=== What this task involves ===
Your job is to retype all of the data word for word, leaving every image out.

=== Data records ===
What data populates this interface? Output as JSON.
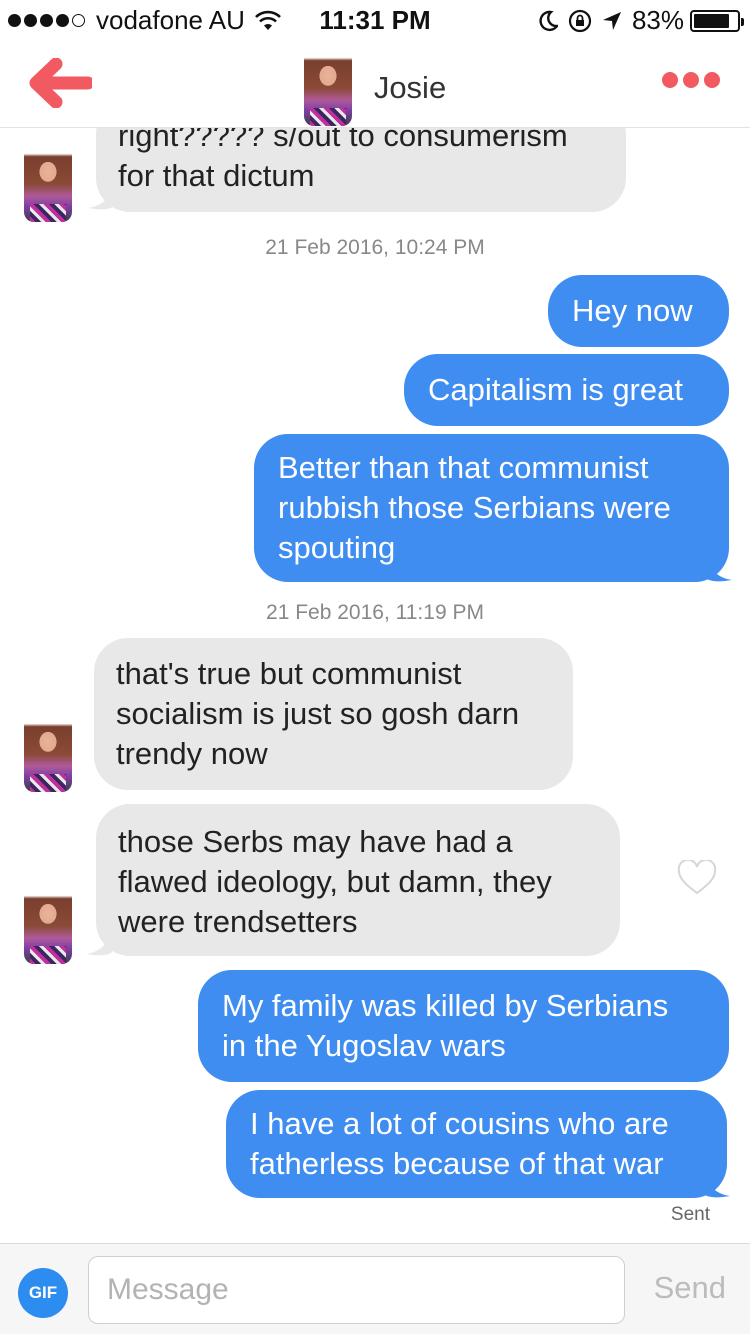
{
  "status_bar": {
    "carrier": "vodafone AU",
    "time": "11:31 PM",
    "battery_percent": "83%",
    "battery_level": 0.83,
    "signal_bars_filled": 4,
    "signal_bars_total": 5
  },
  "header": {
    "name": "Josie",
    "accent_color": "#f25a62"
  },
  "messages": [
    {
      "from": "them",
      "lines": [
        "right????? s/out to consumerism",
        "for that dictum"
      ]
    },
    {
      "type": "timestamp",
      "text": "21 Feb 2016, 10:24 PM"
    },
    {
      "from": "me",
      "lines": [
        "Hey now"
      ]
    },
    {
      "from": "me",
      "lines": [
        "Capitalism is great"
      ]
    },
    {
      "from": "me",
      "lines": [
        "Better than that communist",
        "rubbish those Serbians were",
        "spouting"
      ]
    },
    {
      "type": "timestamp",
      "text": "21 Feb 2016, 11:19 PM"
    },
    {
      "from": "them",
      "lines": [
        "that's true but communist",
        "socialism is just so gosh darn",
        "trendy now"
      ]
    },
    {
      "from": "them",
      "lines": [
        "those Serbs may have had a",
        "flawed ideology, but damn, they",
        "were trendsetters"
      ]
    },
    {
      "from": "me",
      "lines": [
        "My family was killed by Serbians",
        "in the Yugoslav wars"
      ]
    },
    {
      "from": "me",
      "lines": [
        "I have a lot of cousins who are",
        "fatherless because of that war"
      ]
    }
  ],
  "sent_status": "Sent",
  "composer": {
    "gif_label": "GIF",
    "placeholder": "Message",
    "send_label": "Send"
  },
  "colors": {
    "outgoing_bubble": "#3f8df1",
    "incoming_bubble": "#e8e8e8",
    "gif_button": "#2d8cf0"
  },
  "icons": [
    "back-arrow-icon",
    "more-dots-icon",
    "heart-icon",
    "wifi-icon",
    "moon-icon",
    "rotation-lock-icon",
    "location-arrow-icon",
    "battery-icon"
  ]
}
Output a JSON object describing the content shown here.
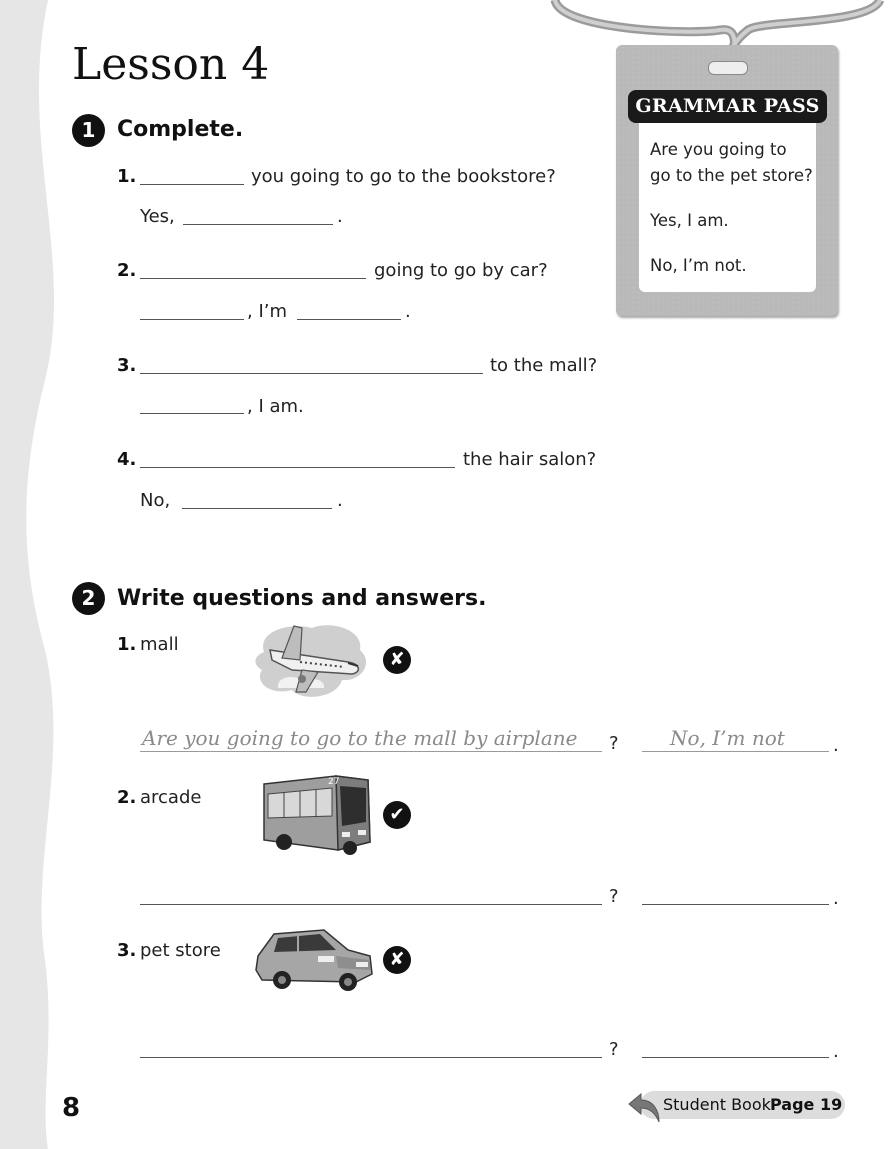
{
  "lesson": {
    "title": "Lesson 4"
  },
  "section1": {
    "number": "1",
    "title": "Complete.",
    "items": [
      {
        "number": "1.",
        "question_text": "you going to go to the bookstore?",
        "answer_prefix": "Yes,",
        "answer_suffix": "."
      },
      {
        "number": "2.",
        "question_text": "going to go by car?",
        "answer_mid": ", I’m",
        "answer_suffix": "."
      },
      {
        "number": "3.",
        "question_text": "to the mall?",
        "answer_text": ", I am."
      },
      {
        "number": "4.",
        "question_text": "the hair salon?",
        "answer_prefix": "No,",
        "answer_suffix": "."
      }
    ]
  },
  "grammar_pass": {
    "title": "GRAMMAR PASS",
    "lines": [
      "Are you going to",
      "go to the pet store?",
      "Yes, I am.",
      "No, I’m not."
    ]
  },
  "section2": {
    "number": "2",
    "title": "Write questions and answers.",
    "items": [
      {
        "number": "1.",
        "place": "mall",
        "picture": "airplane-icon",
        "mark": "✘",
        "example_question": "Are you going to go to the mall by airplane",
        "example_answer": "No, I’m not"
      },
      {
        "number": "2.",
        "place": "arcade",
        "picture": "bus-icon",
        "mark": "✔"
      },
      {
        "number": "3.",
        "place": "pet store",
        "picture": "car-icon",
        "mark": "✘"
      }
    ],
    "question_mark": "?",
    "period": "."
  },
  "footer": {
    "page_number": "8",
    "student_book_label": "Student Book",
    "page_ref": "Page 19"
  }
}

=== Answer area ===
What data populates this interface? Output as JSON.
{
  "status_bar": {
    "carrier": "vodafone AU",
    "time": "11:31 PM",
    "battery_percent": "83%",
    "battery_level": 0.83,
    "signal_bars_filled": 4,
    "signal_bars_total": 5
  },
  "header": {
    "name": "Josie",
    "accent_color": "#f25a62"
  },
  "messages": [
    {
      "from": "them",
      "lines": [
        "right????? s/out to consumerism",
        "for that dictum"
      ]
    },
    {
      "type": "timestamp",
      "text": "21 Feb 2016, 10:24 PM"
    },
    {
      "from": "me",
      "lines": [
        "Hey now"
      ]
    },
    {
      "from": "me",
      "lines": [
        "Capitalism is great"
      ]
    },
    {
      "from": "me",
      "lines": [
        "Better than that communist",
        "rubbish those Serbians were",
        "spouting"
      ]
    },
    {
      "type": "timestamp",
      "text": "21 Feb 2016, 11:19 PM"
    },
    {
      "from": "them",
      "lines": [
        "that's true but communist",
        "socialism is just so gosh darn",
        "trendy now"
      ]
    },
    {
      "from": "them",
      "lines": [
        "those Serbs may have had a",
        "flawed ideology, but damn, they",
        "were trendsetters"
      ]
    },
    {
      "from": "me",
      "lines": [
        "My family was killed by Serbians",
        "in the Yugoslav wars"
      ]
    },
    {
      "from": "me",
      "lines": [
        "I have a lot of cousins who are",
        "fatherless because of that war"
      ]
    }
  ],
  "sent_status": "Sent",
  "composer": {
    "gif_label": "GIF",
    "placeholder": "Message",
    "send_label": "Send"
  },
  "colors": {
    "outgoing_bubble": "#3f8df1",
    "incoming_bubble": "#e8e8e8",
    "gif_button": "#2d8cf0"
  },
  "icons": [
    "back-arrow-icon",
    "more-dots-icon",
    "heart-icon",
    "wifi-icon",
    "moon-icon",
    "rotation-lock-icon",
    "location-arrow-icon",
    "battery-icon"
  ]
}
Output a JSON object describing the content shown here.
{
  "lesson": {
    "title": "Lesson 4"
  },
  "section1": {
    "number": "1",
    "title": "Complete.",
    "items": [
      {
        "number": "1.",
        "question_text": "you going to go to the bookstore?",
        "answer_prefix": "Yes,",
        "answer_suffix": "."
      },
      {
        "number": "2.",
        "question_text": "going to go by car?",
        "answer_mid": ", I’m",
        "answer_suffix": "."
      },
      {
        "number": "3.",
        "question_text": "to the mall?",
        "answer_text": ", I am."
      },
      {
        "number": "4.",
        "question_text": "the hair salon?",
        "answer_prefix": "No,",
        "answer_suffix": "."
      }
    ]
  },
  "grammar_pass": {
    "title": "GRAMMAR PASS",
    "lines": [
      "Are you going to",
      "go to the pet store?",
      "Yes, I am.",
      "No, I’m not."
    ]
  },
  "section2": {
    "number": "2",
    "title": "Write questions and answers.",
    "items": [
      {
        "number": "1.",
        "place": "mall",
        "picture": "airplane-icon",
        "mark": "✘",
        "example_question": "Are you going to go to the mall by airplane",
        "example_answer": "No, I’m not"
      },
      {
        "number": "2.",
        "place": "arcade",
        "picture": "bus-icon",
        "mark": "✔"
      },
      {
        "number": "3.",
        "place": "pet store",
        "picture": "car-icon",
        "mark": "✘"
      }
    ],
    "question_mark": "?",
    "period": "."
  },
  "footer": {
    "page_number": "8",
    "student_book_label": "Student Book",
    "page_ref": "Page 19"
  }
}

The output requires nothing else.